### WHAT THE TASK ASKS
Quote all of the data below exactly, please.

··· LISTED RECORDS

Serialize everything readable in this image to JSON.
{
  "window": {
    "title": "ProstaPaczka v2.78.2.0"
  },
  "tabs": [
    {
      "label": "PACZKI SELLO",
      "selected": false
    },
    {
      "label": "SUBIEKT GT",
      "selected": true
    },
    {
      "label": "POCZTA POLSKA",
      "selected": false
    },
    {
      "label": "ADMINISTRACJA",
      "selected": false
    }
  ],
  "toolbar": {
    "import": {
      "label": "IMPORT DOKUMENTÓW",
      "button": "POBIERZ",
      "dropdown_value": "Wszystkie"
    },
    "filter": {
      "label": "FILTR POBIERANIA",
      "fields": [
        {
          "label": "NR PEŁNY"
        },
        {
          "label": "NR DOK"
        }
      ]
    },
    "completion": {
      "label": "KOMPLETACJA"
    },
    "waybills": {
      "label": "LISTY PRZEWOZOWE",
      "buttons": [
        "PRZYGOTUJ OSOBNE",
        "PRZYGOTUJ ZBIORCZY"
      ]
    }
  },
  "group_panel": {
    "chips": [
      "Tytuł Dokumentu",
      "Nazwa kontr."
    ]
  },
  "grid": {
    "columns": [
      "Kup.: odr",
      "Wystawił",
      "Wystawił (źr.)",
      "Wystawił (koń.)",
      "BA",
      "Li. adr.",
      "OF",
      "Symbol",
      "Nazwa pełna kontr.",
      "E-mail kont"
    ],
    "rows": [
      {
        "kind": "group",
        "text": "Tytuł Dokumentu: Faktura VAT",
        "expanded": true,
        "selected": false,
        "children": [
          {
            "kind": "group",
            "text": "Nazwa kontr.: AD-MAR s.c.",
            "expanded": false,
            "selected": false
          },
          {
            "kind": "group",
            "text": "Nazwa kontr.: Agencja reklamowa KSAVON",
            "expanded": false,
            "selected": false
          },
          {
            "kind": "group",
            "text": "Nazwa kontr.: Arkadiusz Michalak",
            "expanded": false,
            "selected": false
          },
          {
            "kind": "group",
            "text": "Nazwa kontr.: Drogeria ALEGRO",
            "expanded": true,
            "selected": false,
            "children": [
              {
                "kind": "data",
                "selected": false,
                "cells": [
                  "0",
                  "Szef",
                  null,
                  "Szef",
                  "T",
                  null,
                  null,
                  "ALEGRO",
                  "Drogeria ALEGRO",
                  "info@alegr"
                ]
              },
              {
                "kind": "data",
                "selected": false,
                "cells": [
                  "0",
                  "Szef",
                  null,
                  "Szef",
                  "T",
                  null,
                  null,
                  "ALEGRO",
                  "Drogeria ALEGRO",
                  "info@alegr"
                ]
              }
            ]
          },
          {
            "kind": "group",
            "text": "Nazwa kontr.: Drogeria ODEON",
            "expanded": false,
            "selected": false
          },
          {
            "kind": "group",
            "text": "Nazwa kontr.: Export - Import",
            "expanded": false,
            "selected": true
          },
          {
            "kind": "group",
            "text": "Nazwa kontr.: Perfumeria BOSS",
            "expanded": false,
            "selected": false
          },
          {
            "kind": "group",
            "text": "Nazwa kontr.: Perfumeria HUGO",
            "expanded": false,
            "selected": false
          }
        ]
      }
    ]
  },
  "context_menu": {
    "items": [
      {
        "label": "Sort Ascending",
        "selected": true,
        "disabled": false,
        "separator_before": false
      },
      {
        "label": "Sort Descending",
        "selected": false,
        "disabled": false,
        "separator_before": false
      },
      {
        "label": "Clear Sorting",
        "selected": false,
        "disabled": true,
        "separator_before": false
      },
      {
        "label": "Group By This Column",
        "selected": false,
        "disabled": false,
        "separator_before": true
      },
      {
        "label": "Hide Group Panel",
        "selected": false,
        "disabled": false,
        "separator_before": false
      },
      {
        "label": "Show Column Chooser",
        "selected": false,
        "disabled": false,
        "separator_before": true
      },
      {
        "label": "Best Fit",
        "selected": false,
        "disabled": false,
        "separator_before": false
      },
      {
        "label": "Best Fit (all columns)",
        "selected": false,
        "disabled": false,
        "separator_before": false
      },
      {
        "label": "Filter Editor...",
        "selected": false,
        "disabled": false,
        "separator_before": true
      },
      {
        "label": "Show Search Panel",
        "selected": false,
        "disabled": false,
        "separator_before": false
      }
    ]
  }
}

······

### COMPLETED TASK
Serialize everything readable in this image to JSON.
{
  "window": {
    "title": "ProstaPaczka v2.78.2.0"
  },
  "tabs": [
    {
      "label": "PACZKI SELLO",
      "selected": false
    },
    {
      "label": "SUBIEKT GT",
      "selected": true
    },
    {
      "label": "POCZTA POLSKA",
      "selected": false
    },
    {
      "label": "ADMINISTRACJA",
      "selected": false
    }
  ],
  "toolbar": {
    "import": {
      "label": "IMPORT DOKUMENTÓW",
      "button": "POBIERZ",
      "dropdown_value": "Wszystkie"
    },
    "filter": {
      "label": "FILTR POBIERANIA",
      "fields": [
        {
          "label": "NR PEŁNY"
        },
        {
          "label": "NR DOK"
        }
      ]
    },
    "completion": {
      "label": "KOMPLETACJA"
    },
    "waybills": {
      "label": "LISTY PRZEWOZOWE",
      "buttons": [
        "PRZYGOTUJ OSOBNE",
        "PRZYGOTUJ ZBIORCZY"
      ]
    }
  },
  "group_panel": {
    "chips": [
      "Tytuł Dokumentu",
      "Nazwa kontr."
    ]
  },
  "grid": {
    "columns": [
      "Kup.: odr",
      "Wystawił",
      "Wystawił (źr.)",
      "Wystawił (koń.)",
      "BA",
      "Li. adr.",
      "OF",
      "Symbol",
      "Nazwa pełna kontr.",
      "E-mail kont"
    ],
    "rows": [
      {
        "kind": "group",
        "text": "Tytuł Dokumentu: Faktura VAT",
        "expanded": true,
        "selected": false,
        "children": [
          {
            "kind": "group",
            "text": "Nazwa kontr.: AD-MAR s.c.",
            "expanded": false,
            "selected": false
          },
          {
            "kind": "group",
            "text": "Nazwa kontr.: Agencja reklamowa KSAVON",
            "expanded": false,
            "selected": false
          },
          {
            "kind": "group",
            "text": "Nazwa kontr.: Arkadiusz Michalak",
            "expanded": false,
            "selected": false
          },
          {
            "kind": "group",
            "text": "Nazwa kontr.: Drogeria ALEGRO",
            "expanded": true,
            "selected": false,
            "children": [
              {
                "kind": "data",
                "selected": false,
                "cells": [
                  "0",
                  "Szef",
                  null,
                  "Szef",
                  "T",
                  null,
                  null,
                  "ALEGRO",
                  "Drogeria ALEGRO",
                  "info@alegr"
                ]
              },
              {
                "kind": "data",
                "selected": false,
                "cells": [
                  "0",
                  "Szef",
                  null,
                  "Szef",
                  "T",
                  null,
                  null,
                  "ALEGRO",
                  "Drogeria ALEGRO",
                  "info@alegr"
                ]
              }
            ]
          },
          {
            "kind": "group",
            "text": "Nazwa kontr.: Drogeria ODEON",
            "expanded": false,
            "selected": false
          },
          {
            "kind": "group",
            "text": "Nazwa kontr.: Export - Import",
            "expanded": false,
            "selected": true
          },
          {
            "kind": "group",
            "text": "Nazwa kontr.: Perfumeria BOSS",
            "expanded": false,
            "selected": false
          },
          {
            "kind": "group",
            "text": "Nazwa kontr.: Perfumeria HUGO",
            "expanded": false,
            "selected": false
          }
        ]
      }
    ]
  },
  "context_menu": {
    "items": [
      {
        "label": "Sort Ascending",
        "selected": true,
        "disabled": false,
        "separator_before": false
      },
      {
        "label": "Sort Descending",
        "selected": false,
        "disabled": false,
        "separator_before": false
      },
      {
        "label": "Clear Sorting",
        "selected": false,
        "disabled": true,
        "separator_before": false
      },
      {
        "label": "Group By This Column",
        "selected": false,
        "disabled": false,
        "separator_before": true
      },
      {
        "label": "Hide Group Panel",
        "selected": false,
        "disabled": false,
        "separator_before": false
      },
      {
        "label": "Show Column Chooser",
        "selected": false,
        "disabled": false,
        "separator_before": true
      },
      {
        "label": "Best Fit",
        "selected": false,
        "disabled": false,
        "separator_before": false
      },
      {
        "label": "Best Fit (all columns)",
        "selected": false,
        "disabled": false,
        "separator_before": false
      },
      {
        "label": "Filter Editor...",
        "selected": false,
        "disabled": false,
        "separator_before": true
      },
      {
        "label": "Show Search Panel",
        "selected": false,
        "disabled": false,
        "separator_before": false
      }
    ]
  }
}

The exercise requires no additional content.